How To Choose The Right Tree For Your Garden
Now that Christmas is over we can turn our attention back to our gardens and more importantly our trees, we are now in the beginning of the tree planting season so now couldn’t be a better time to plant the tree you’ve always wanted. Trees are an enormous asset to any garden and require little maintenance from the gardener which is why we find that that many gardeners know little when it comes to trees.
Picking the right tree for you garden can be a challenging task, you need to ask yourself some questions, do you want bark in the winter, colour in the autumn, flowers in the spring or delicious fruit in the summer months – or do you want all of these things? Have you got the space for a grand specimen and more importantly do you have the patience to wait it grow? Do you have a relatively small garden and require a tree that won’t grow too large?
Trees can really take a seeming ordinary garden and make it somewhat magical: they provide windbreaks, screening, light, shade and food.
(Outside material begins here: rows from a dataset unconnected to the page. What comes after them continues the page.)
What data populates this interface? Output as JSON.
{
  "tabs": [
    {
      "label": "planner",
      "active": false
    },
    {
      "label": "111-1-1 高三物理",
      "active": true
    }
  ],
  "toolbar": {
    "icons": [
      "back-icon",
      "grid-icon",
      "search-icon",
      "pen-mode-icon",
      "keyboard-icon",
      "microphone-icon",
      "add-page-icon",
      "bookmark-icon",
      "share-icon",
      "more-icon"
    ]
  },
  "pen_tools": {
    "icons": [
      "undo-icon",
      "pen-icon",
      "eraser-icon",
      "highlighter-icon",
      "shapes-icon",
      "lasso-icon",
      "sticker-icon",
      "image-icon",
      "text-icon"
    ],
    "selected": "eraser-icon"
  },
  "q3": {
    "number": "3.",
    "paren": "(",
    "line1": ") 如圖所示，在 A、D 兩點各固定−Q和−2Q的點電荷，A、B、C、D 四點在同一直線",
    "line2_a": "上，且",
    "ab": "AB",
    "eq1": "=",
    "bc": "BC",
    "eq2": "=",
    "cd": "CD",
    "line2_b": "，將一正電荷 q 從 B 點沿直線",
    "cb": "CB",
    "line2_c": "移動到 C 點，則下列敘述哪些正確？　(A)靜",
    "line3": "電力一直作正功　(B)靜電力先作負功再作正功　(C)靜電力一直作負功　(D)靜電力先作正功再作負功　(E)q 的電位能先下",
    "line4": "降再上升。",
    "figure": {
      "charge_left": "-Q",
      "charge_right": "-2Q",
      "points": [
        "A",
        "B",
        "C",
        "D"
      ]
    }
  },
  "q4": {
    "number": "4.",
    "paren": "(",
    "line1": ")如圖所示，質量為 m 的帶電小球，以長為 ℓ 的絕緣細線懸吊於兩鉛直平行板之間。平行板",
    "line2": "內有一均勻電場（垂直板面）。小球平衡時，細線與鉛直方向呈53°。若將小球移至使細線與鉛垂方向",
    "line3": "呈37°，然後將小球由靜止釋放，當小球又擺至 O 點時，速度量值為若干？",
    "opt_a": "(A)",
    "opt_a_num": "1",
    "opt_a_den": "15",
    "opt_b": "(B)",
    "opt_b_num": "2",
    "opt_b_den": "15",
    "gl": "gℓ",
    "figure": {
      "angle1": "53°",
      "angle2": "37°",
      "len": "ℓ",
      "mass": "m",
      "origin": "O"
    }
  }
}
It doesn’t stop there, trees also filter dust, generate materials for the garden, focal points, display the seasons wonderfully, provide great habitats -and, of course, great natural beauty.
We have put together some of the most important factors to consider when choosing the right tree for your garden.
- Height and spread: First and foremost you need to work out how much space you’ve got, even seemingly small ornamental trees may, over times, reach a height of 6-8m. If this kind of height it too much we suggest you opt for a weeping form of tree, as these rarely increase in height. If you’re looking to plant your tree where space is restricted we recommend that you consider a columnar tree, as these do not spread like over varieties.
- Soil type: You must identify the condition of your desired location first and then find a tree to suit. Cherries thrive in alkaline soils, most willows (Salix spp) prefer damp conditions, Japanese maples (Acer spp) like more dappled shade conditions whereas the Judas tree (Cercis siliquastrum) likes to have full sun.
- What do you want: Do you have a specific season you prefer or when you want your tree to look its best? Think about when it/if it flowers, foliage, fruit and bark. If you have a restriction on space try choosing a tree with more than one season of interest such as, fruit, flowering and rich warm autumn leaves.
- Location: We find that many people worry about planting a tree close to their property and for good reason too, there can be risks involved when planting trees near buildings. It must be noted that there are many trees that grow near building and, in most cases, such trees do not cause any damage. However, sometimes these trees can cause major problems, especially after long periods of dry weather. Subsidence is the main problem posed by trees, but there are also the physical threats caused by falling branches or a structural failure of the main trunk. Such structural issues can cause severe structural damage to buildings and the surrounding areas.
Popular Tree Choices
Prunus Cerasifera Nigra – Purple leaves with pale pink blossom in the spring.
Prunus Subhirtella Autumnalis – Pink buds in autumn that open to fragrant white flowers through to winter
Magnolia Stellata – White star-like flowers that emerge in March/April
Prunus Cerasifera Nigra
Acer Griseum – Peeling cinnamon coloured bark that boasts orange and scarlet leaves during autumn.
Prunus Serrula – A shiny mahogany bark peeling in the winter months, followed by white flowers in spring, cherry fruits in autumn.
Betula Jacquemontii – The silvery white bark is a must for magical winter gardens.
Amelanchier Lamarckii – White star-like flowers on beautifully bare stems in spring, followed by bronze leaves which turn orange and red in autumn.
Rhus Typhina – Usual large seed pods appear before the fine leaves turn a into an array of warms colours in autumn.
Acer Palmatum Osakazuki – Striking green leaves that turn a warm shades of orange and scarlet red in the autumn.
Corylus Maxima Red Filbert – With rich purple foliage and purple-skinned fruits, this tree provides both ornament and an abundant nut harvest.
Cydonia Oblonga Meeches Prolific – A small tree adorned with pink and white flowers in late spring which richen to large golden fruits (Quince) perfect for jellies and jams.
Eriobotrya Japonica – An evergreen tree with large leather-like leaves with white autumn flowers that may develop in yellow fruits (Loquat) the following spring, provided it is planted in a sheltered sunny position.
Malus Domestica (Apple Tree) – Boasting showy flowers in spring and ornamental or edible fruit in autumn the apple tree is a clear favourite in gardens across Britain.
So whatever your needs, there is a tree to cater for every desire and with little care a tree that will provide a lifetime of please in your garden.